Art in all its forms is being democratised by mass distribution platforms. More people are able to learn how to create and are given the means to share their creations. The time of the elite few is coming to an end, leaving the old captains of industry scratching their heads in confusion. This confusion is also shared by some of the new creators coming through, who have been taught to rely on the old ways of selling their art. It is time to take risks, to try new ideas and to support those creating a culture we want to be part of.

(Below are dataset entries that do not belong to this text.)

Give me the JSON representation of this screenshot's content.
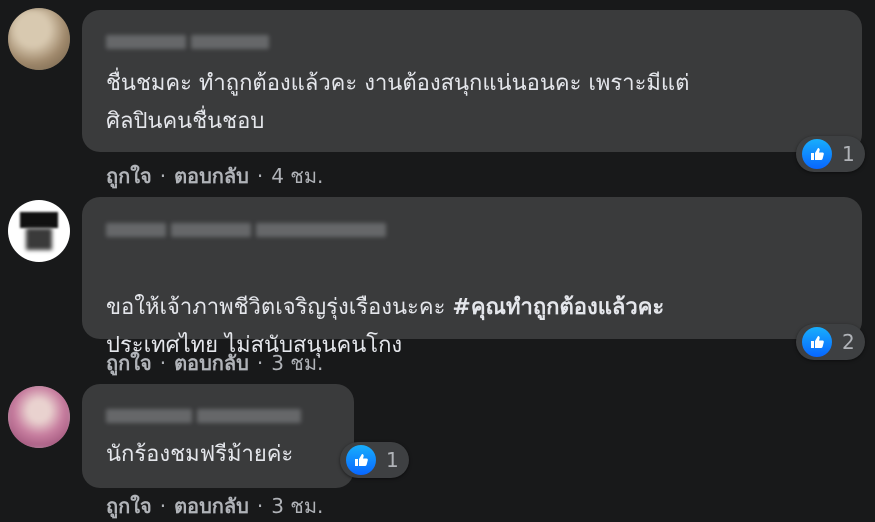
{
  "comments": [
    {
      "text": "ชื่นชมคะ ทำถูกต้องแล้วคะ งานต้องสนุกแน่นอนคะ เพราะมีแต่\nศิลปินคนชื่นชอบ",
      "reaction_count": "1",
      "like_label": "ถูกใจ",
      "reply_label": "ตอบกลับ",
      "time": "4 ชม."
    },
    {
      "text_prefix": "ขอให้เจ้าภาพชีวิตเจริญรุ่งเรืองนะคะ ",
      "hashtag": "#คุณทำถูกต้องแล้วคะ",
      "text_line2": "ประเทศไทย ไม่สนับสนุนคนโกง",
      "reaction_count": "2",
      "like_label": "ถูกใจ",
      "reply_label": "ตอบกลับ",
      "time": "3 ชม."
    },
    {
      "text": "นักร้องชมฟรีม้ายค่ะ",
      "reaction_count": "1",
      "like_label": "ถูกใจ",
      "reply_label": "ตอบกลับ",
      "time": "3 ชม."
    }
  ],
  "icons": {
    "reaction": "like-thumbs-up-icon"
  },
  "colors": {
    "background": "#18191a",
    "bubble": "#3a3b3c",
    "like_blue": "#0866ff"
  }
}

We are seeing a huge boom in what used to be a very niche pursuit. The stereotype of gamers as basement-dwelling neckbeards is no longer holding true. The huge success of the PlayStation and X-Box, the mass proliferation of smartphones and the emerging markets of live-streaming and e-sports have brought all kinds of new people in to the club. Rather than bemoan gaming being brought out in to the light, we can benefit from the fresh energy that comes with it. You get the culture you support. All we have to do is buy some gems!